Hiking is a fun and healthy activity year-round. Being surrounded by nature on a hike is a relaxing experience until your nose runs and your throat starts to itch. If you notice you sniffle or cough during a trek, you’re likely allergic to one or more of the 30 different types of pollen that can cause allergic reactions. If you remember these tips, you’ll enjoy hiking even when allergy season arrives.
1. Find Allergy-Free Trails
Choosing a trail that’s less likely to make you sneeze and sniffle is a good starting point for any hiker. Routes with fewer plants are less likely to cause allergic reactions, so choose the paths where you feel little-to-no symptoms.
2. Take Allergy Medicine
Over-the-counter or prescription allergy medication can significantly reduce your symptoms when you’re hiking. Plan on taking allergy medication before you leave for your hike so it has time to start working.
3. Identify Triggers
Many plants cause allergic reactions. You should be aware of which plants affect your allergies when you’re hiking. There will probably be grasses, trees or ragweed aplenty on your hike — these are some of the most common triggers of pollen allergies you could come across. Know how to identify these plants and make sure you stay as far from them as you can.
4. Hike in the Rain
Hiking in the rain is a fun way to avoid allergies, as pollen won’t stay in the air as easily if there is a lot of rain. If you’re waiting for a good time to hike and it starts pouring, you should grab your raincoat and head out. The longer it rains, the less likely you are to experience symptoms.
5. Be Mindful of Your Hands
Keep your hands away from your face to reduce your chances of having symptoms. Touching what you’re allergic to and then touching your face can worsen your stuffy nose or sore throat. Make sure your hands stay by your sides and try not to handle too many plants.
6. Wait for Cool Weather
While very high temperatures can reduce pollen levels, it’s better to hike in cooler temperatures. Colder weather reduces pollen levels while also being easy to walk in. Watch your thermometer and start your hike when it’s cool instead of waiting until it is 28°C outside.
7. Hike on Windless Days
When the wind picks up, it stirs up pollen. Wind moves these allergens through the air even when the pollen count is low. It’s best to check the weather or stand outside and feel if it’s windy before you go on a hike.
8. Take a Shower
Taking a shower before and after your hike can help reduce allergy symptoms. Allergens can be present indoors and outdoors — you might already be exposed to allergens without realising it. Showering helps wash off pollen and other allergens and helps reduce any reaction you might have while hiking.
9. Change Clothes
If you’ve gone outside or opened a window, you may have allergens on your clothes.

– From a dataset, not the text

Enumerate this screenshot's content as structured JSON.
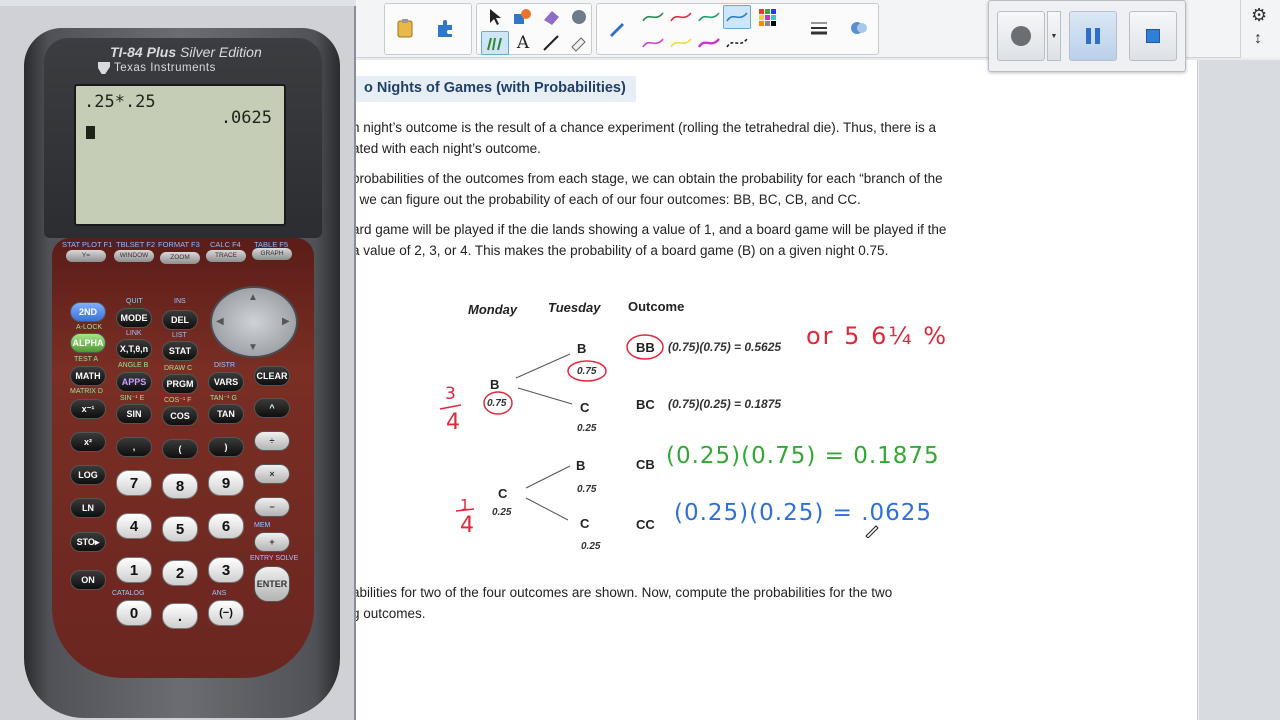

It’s best to change into new clothes before you go hiking to reduce what you are exposed to. Lay out the clothes you want to hike in in advance so you can change into them right before you go. It also helps to change out of your clothes as soon as you’re back from a trek.
10. Check the Pollen Count
You can check the pollen count of where you plan on hiking by searching online or looking at your local news station. If the pollen count for the day is higher, you’re more likely to experience allergy symptoms. When the pollen count is low, you can hike without too much sniffling. Paying attention to the pollen count will help you decide the best time to get into the great outdoors.
Enjoy the Outdoors
Make sure to watch the weather and be aware of allergens before you head out on a hike. You can prevent pollen-related sneezing and scratching if you’re mindful. Don’t let allergy symptoms stop you from enjoying nature!